Dataset items
|---|
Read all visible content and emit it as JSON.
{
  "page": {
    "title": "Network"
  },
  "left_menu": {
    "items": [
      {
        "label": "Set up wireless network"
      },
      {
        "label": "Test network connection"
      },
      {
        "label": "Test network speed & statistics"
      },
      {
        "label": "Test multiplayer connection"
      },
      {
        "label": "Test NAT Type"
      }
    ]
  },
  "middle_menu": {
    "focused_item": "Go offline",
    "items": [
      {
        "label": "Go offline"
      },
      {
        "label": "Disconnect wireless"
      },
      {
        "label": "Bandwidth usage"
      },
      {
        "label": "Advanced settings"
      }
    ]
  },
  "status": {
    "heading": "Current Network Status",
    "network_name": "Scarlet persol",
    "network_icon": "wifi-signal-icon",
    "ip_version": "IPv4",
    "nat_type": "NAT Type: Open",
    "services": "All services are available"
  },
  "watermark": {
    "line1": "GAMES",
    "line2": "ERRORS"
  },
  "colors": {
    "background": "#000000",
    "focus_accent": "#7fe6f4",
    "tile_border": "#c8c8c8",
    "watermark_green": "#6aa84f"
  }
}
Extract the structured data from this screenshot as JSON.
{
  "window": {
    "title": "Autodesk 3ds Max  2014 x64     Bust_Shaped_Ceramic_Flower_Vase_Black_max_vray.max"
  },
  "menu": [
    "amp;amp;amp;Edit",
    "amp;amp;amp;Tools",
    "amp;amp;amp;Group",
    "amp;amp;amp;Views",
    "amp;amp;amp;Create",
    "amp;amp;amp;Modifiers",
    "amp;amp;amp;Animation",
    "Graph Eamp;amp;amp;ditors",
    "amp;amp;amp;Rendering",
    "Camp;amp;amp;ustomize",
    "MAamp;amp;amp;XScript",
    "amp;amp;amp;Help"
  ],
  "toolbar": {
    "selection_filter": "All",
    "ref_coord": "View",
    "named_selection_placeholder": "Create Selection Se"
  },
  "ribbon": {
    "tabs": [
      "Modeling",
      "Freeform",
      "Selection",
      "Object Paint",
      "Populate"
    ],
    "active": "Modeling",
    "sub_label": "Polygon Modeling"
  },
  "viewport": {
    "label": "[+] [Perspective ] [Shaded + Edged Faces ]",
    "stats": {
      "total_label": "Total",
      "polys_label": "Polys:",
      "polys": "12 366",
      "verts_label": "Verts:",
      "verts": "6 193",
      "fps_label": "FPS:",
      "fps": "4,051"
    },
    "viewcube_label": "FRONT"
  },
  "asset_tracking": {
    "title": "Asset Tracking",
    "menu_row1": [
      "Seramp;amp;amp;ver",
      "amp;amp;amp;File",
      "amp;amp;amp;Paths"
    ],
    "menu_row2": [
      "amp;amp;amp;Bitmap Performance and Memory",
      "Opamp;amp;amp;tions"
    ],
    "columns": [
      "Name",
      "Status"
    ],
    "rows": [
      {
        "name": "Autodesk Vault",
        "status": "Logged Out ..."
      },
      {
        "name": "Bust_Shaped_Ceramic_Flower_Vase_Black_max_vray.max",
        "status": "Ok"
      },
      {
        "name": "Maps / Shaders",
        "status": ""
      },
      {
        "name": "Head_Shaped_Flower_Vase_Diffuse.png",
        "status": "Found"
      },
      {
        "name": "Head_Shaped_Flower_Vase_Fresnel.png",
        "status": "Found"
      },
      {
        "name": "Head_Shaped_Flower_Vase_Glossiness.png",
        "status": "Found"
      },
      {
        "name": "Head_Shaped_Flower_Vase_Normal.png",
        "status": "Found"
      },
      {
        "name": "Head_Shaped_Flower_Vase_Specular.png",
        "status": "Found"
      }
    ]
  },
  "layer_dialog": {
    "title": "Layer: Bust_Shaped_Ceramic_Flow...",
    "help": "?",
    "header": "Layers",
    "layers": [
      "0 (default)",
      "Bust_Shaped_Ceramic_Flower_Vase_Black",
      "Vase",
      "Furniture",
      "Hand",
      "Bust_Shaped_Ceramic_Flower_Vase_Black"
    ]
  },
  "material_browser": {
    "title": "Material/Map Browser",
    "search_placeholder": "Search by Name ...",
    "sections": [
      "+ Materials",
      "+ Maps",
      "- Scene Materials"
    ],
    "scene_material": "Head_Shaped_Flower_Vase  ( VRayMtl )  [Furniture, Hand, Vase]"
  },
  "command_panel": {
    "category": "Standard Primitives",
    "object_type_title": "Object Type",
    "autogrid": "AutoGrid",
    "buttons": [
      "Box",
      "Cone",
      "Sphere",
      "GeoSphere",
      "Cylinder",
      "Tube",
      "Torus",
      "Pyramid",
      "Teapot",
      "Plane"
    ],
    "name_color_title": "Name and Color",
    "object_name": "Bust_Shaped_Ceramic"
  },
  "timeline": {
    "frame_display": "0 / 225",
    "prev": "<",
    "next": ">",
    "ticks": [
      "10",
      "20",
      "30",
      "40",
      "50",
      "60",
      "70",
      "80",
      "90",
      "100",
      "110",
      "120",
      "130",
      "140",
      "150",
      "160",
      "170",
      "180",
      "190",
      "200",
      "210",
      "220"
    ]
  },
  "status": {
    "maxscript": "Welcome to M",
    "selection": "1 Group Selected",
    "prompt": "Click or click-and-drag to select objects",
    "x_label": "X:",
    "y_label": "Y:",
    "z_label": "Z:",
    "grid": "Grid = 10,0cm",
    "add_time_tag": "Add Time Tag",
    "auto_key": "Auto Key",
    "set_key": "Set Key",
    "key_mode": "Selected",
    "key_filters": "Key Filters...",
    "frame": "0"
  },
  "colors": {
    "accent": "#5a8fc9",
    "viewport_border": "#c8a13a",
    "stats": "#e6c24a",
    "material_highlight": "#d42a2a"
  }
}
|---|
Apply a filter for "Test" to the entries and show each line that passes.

### [Expected answer]
        "label": "Test network connection"
        "label": "Test network speed & statistics"
        "label": "Test multiplayer connection"
        "label": "Test NAT Type"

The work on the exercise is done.